If you are considering a composite bodied camper, I highly recommend reaching out to Andreas with any questions or concerns. He can better describe the thermal advantages of using composites than I. I can however, comment on the difference between the ambient temperature and that of the interior of the camper. In the heat of the day, it honestly felt 15* F cooler inside, and that was without any aid from A/C or an electric fan. I did have questions about the durability of these panels vs aluminum skin, but he shared an anecdotal story where he accidentally backed into a 6” diameter tree branch and broke it clean off. I couldn’t see any marks left behind by the incident. Of course, he doesn’t recommend using your camper for clearing tree limbs.
In addition to the composite sheets, Total Composites offers all of the extrusions and bonding agents necessary to assemble camper bodies. They also offer a camper body design that is ready to assemble. Window and door openings can be cut per your specifications. Doors and windows are also available. Andreas tells me that it takes 18 hours to assemble a camper body. This of course is just the shell and not the peripheral components such as plumbing, wiring or interior carpentry. I once spent two months building a teardrop camper in my garage after work. I wish I had known about these camper bodies!
Flatpack composite camper bodies like the one pictured here start at $13,229 including windows, door, roof hatch and storage hatches … plus tax and shipping. Campers range from 12’-18’ and prices range from $12,000 - $18,000 (USD) depending on features.
All composite panels, cut to size and window cut outs. FRP skin is made in Germany by Lamilux (biggest manufacturer of FRP in Europe). PU foam core made by Puren (made in Germany).
All thermal transfer free FRP extrusions, cut to length.
German made high performance PU adhesive. Koemmerling brand.
Arctic Tern Windows, acrylic double pane.
Arctic Tern insulated entry door.
Arctic Tern roof hatch.
Arctic Tern insulated composite storage hatch.
Warranty: “We cover material defects/failures of all materials for 1 year.

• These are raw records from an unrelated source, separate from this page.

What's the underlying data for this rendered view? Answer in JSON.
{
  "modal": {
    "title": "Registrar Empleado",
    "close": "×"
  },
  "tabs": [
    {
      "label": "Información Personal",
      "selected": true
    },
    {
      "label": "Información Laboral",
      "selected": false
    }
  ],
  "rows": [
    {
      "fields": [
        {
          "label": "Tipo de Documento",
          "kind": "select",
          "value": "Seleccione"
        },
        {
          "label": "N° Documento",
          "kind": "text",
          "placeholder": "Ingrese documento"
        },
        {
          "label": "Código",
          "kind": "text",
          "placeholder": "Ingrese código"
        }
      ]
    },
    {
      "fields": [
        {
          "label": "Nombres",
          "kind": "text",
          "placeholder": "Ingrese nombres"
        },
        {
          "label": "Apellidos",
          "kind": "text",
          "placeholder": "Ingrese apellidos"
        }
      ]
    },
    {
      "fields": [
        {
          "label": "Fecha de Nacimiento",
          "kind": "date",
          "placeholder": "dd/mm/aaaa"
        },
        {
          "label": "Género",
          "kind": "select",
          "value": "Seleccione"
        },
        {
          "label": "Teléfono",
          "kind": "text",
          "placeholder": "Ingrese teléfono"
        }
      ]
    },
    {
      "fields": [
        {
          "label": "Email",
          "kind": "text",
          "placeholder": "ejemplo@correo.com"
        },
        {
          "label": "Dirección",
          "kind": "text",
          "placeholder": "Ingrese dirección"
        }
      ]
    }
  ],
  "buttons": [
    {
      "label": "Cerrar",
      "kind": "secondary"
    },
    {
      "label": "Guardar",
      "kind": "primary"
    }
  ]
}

Unauthorized modifications (additional openings, color changes, assembly mistakes) will void all warranty.
In the unlikely event of defects past the 12 month time frame, we offer outstanding customer support with 24 hour turn around times if parts need to be replaced.”
North American Office: Victoria, BC Canada
Factory Location: Jinan, China
Engineering Office: Near Stuttgart Germany
Shipping Method: Flat Pack
For more information visit: www.totalcomposites.com